**ABOUT THIS TASK**: Go through the records below and count every line containing "threshold". Reply with the count alone.

━━━━━ TASK INPUT

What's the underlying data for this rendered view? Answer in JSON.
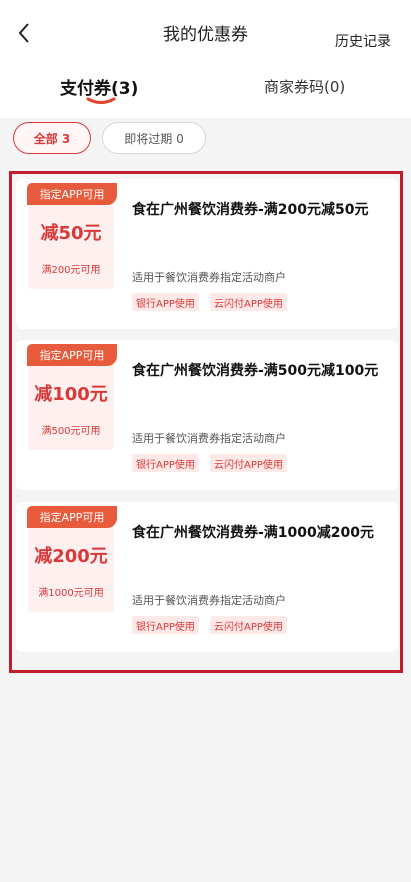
{
  "header": {
    "title": "我的优惠券",
    "history_label": "历史记录"
  },
  "tabs": {
    "pay": "支付券(3)",
    "merchant": "商家券码(0)"
  },
  "filters": {
    "all": "全部 3",
    "expiring": "即将过期 0"
  },
  "coupons": [
    {
      "tag": "指定APP可用",
      "discount": "减50元",
      "threshold": "满200元可用",
      "title": "食在广州餐饮消费券-满200元减50元",
      "description": "适用于餐饮消费券指定活动商户",
      "badges": [
        "银行APP使用",
        "云闪付APP使用"
      ]
    },
    {
      "tag": "指定APP可用",
      "discount": "减100元",
      "threshold": "满500元可用",
      "title": "食在广州餐饮消费券-满500元减100元",
      "description": "适用于餐饮消费券指定活动商户",
      "badges": [
        "银行APP使用",
        "云闪付APP使用"
      ]
    },
    {
      "tag": "指定APP可用",
      "discount": "减200元",
      "threshold": "满1000元可用",
      "title": "食在广州餐饮消费券-满1000减200元",
      "description": "适用于餐饮消费券指定活动商户",
      "badges": [
        "银行APP使用",
        "云闪付APP使用"
      ]
    }
  ],
  "colors": {
    "accent": "#d9393a",
    "tag": "#e85a3c",
    "frame": "#c41e2e"
  }
}
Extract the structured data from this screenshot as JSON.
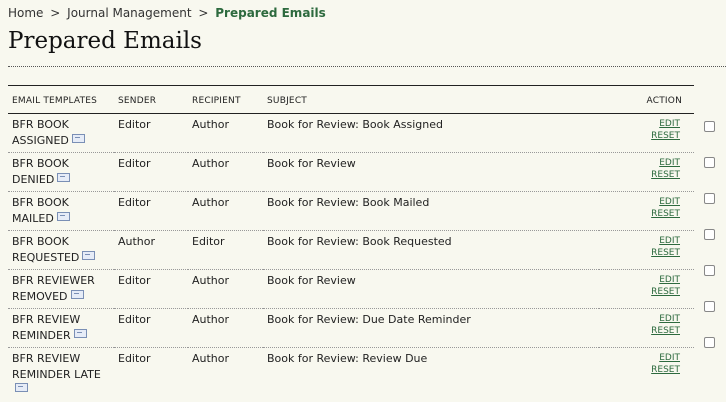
{
  "breadcrumb": {
    "home": "Home",
    "separator": ">",
    "journal_management": "Journal Management",
    "current": "Prepared Emails"
  },
  "page_title": "Prepared Emails",
  "table": {
    "headers": {
      "email_templates": "EMAIL TEMPLATES",
      "sender": "SENDER",
      "recipient": "RECIPIENT",
      "subject": "SUBJECT",
      "action": "ACTION"
    },
    "action_labels": {
      "edit": "EDIT",
      "reset": "RESET"
    },
    "rows": [
      {
        "template": "BFR BOOK ASSIGNED",
        "sender": "Editor",
        "recipient": "Author",
        "subject": "Book for Review: Book Assigned"
      },
      {
        "template": "BFR BOOK DENIED",
        "sender": "Editor",
        "recipient": "Author",
        "subject": "Book for Review"
      },
      {
        "template": "BFR BOOK MAILED",
        "sender": "Editor",
        "recipient": "Author",
        "subject": "Book for Review: Book Mailed"
      },
      {
        "template": "BFR BOOK REQUESTED",
        "sender": "Author",
        "recipient": "Editor",
        "subject": "Book for Review: Book Requested"
      },
      {
        "template": "BFR REVIEWER REMOVED",
        "sender": "Editor",
        "recipient": "Author",
        "subject": "Book for Review"
      },
      {
        "template": "BFR REVIEW REMINDER",
        "sender": "Editor",
        "recipient": "Author",
        "subject": "Book for Review: Due Date Reminder"
      },
      {
        "template": "BFR REVIEW REMINDER LATE",
        "sender": "Editor",
        "recipient": "Author",
        "subject": "Book for Review: Review Due"
      }
    ]
  }
}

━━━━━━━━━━

**RESPONSE FOR THIS EXERCISE**: 3